Some TVs upper price segment already support HFR format.
Initially, HDR (High Dynamic Range) technology appeared in photography. In fact, it mixes several frames with different exposures in a single file.
The dynamic range of the matrix characterizes the difference between the lightest and darkest colors that it can display. It directly affects the image detail.
In turn, it expands the color gamut, which directly affects the saturation and color accuracy.
Of course, the expansion of color gamut required an increase in the color depth for the correct display of all gradations. As a result, the 8-bit coding system was extended to 10 and 12-bit color depth.

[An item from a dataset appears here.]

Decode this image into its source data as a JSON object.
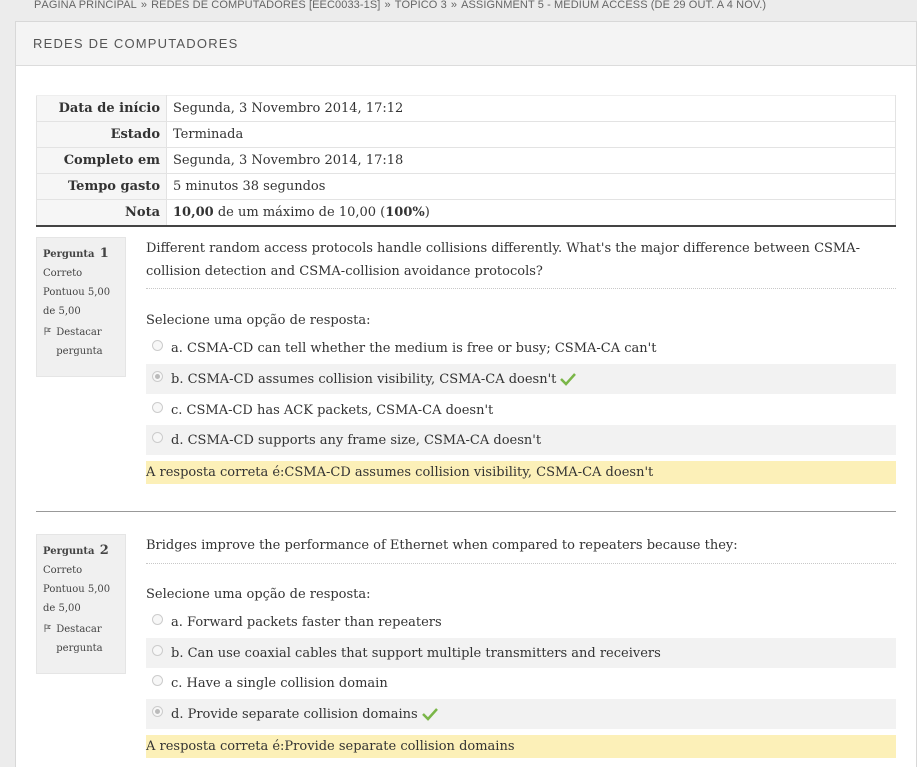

However, Dolby Lab, which was the first to develop HDR technology (Dolby Vision) initially used 12-bit color. Today, Dolby Vision, HDR10 and HDR10 +, Technicolor HDR (SL-HDR1) and Hybrid Log Gamma are improving their own versions of HDR technology.

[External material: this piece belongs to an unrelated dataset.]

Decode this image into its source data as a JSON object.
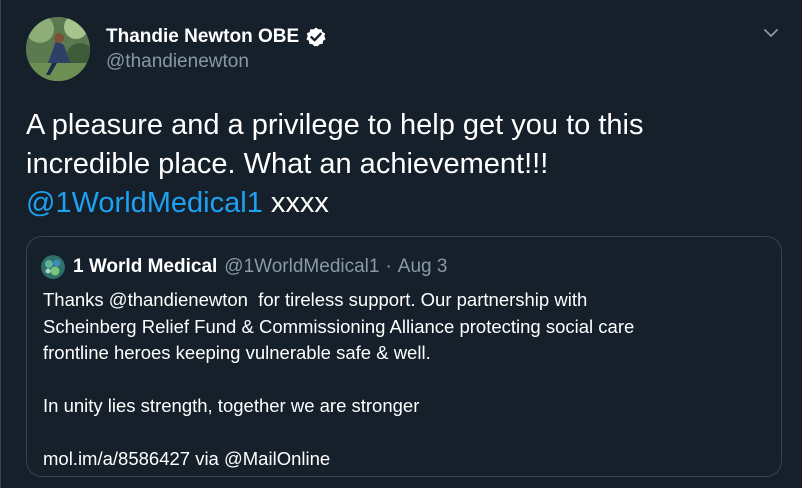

The video at the end demonstrates the Dolby Vision vs HDR10 test.
Of course, this technology has excellent prospects. HDR provides better contrast, greater brightness levels and a wider colour palette compared to traditional technology. But today, very limited HDR content significantly slows down its distribution.
The screen resolution is equal to the number of pixels that form the image. This value depends on the matrix type.
Modern TVs use matrices with the following resolution:
– Standard Definition (SD) – 720 x 576 pixels;
– High Definition (HD) or Full HD (2K) – 1920 x 1080 pixels;
– Ultra HD (UHD) – 3840 x 2160 pixels;
– 4K UHD or UHD1 or 2160p – 3996 x 2160 pixels;
– 4K (cache) – 3996 x 2160 pixels;
– 8K or Full HD Ultra or UHD2– 7680 х 4320 pixels.
In fact, 4K UHD TV can be positioned as an intermediate standard between HDTV and 8K UHD TV. Compared to HD, it enhances clarity four times, expands the dynamic range of color rendering and provides 24-channel sound.
Physically, the screen resolution characterizes the density of pixels or, accordingly, their size. Accordingly, the matrix with high resolution provides good detail even on a large screen due to the small pixel size. This allows the viewer to comfortably perceive content from a sufficiently large distance.
The development of HDR and an increase in the resolution of the matrices required a sharp increase in the amount of information transmitted and, accordingly, bandwidth expansion.
For example, Ultra HD (3840 x 2160) uses 4 times more pixels than Full HD (1920 x 1080). Accordingly, the video signal should contain information for each of them.
HDR10 and Dolby Vision use dynamic metadata transfer. Thus, the data stream should contain additional information for each scene in order to preserve the original directorial decision in terms of color, lighting and contrast.
As a result, Hitachi, Matsushita Electric Industrial, Philips, Silicon Image, Sony, Thomson (RCA) developed the HDMI standard to transfer high-resolution digital video content.
This standard has very simple labeling. Fundamentally new versions use digital increment, for example, 1, 1.2, 1.3, 1.4, 2, 2.1. The functional extensions use letters, for example, 1.2a, 1.3a, 1.4b, 2.0a, etc.
Today the HDMI Licensing consortium developed improved HDMI 2.0a and HDMI 2.1 for dynamic transfer of metadata between the source HDR content and the TV. LG and Samsung introduced at CES 2019 new OLED models with support of latest HDMI 2.1.
It uses a new 48 Gbps cable for 10K resolution and 8K HDR.
HDMI 2.1 support:
– Game Mode VRR (Variable Refresh Rate) mode to prevent input video delay and frame-by-frame image breaks;
– QMS (Quick Media Switching);
– EARC (Audio Return Channel), which increases bandwidth via HDMI reversible audio channel to eliminate loss of audio formats, including Dolby Atmos.
HDMI 2.1 also supports object-oriented audio.
left: LG 65″ 4K OLED TV (65B6 Series), right: Samsung 55″ 4K QLED TV (55Q7F Series).
The LG OLED is playing Netflix Streaming – but in Dolby Vision. The Samsung is playing the same, but due to it´s lack to Dolby Vision, it´s playing the HDR10 version instead. Dolby Vision on the OLED Looks stunning – so the brightest LED LCD can´t compete with OLED, they need dynamic metadata like Dolby Vision.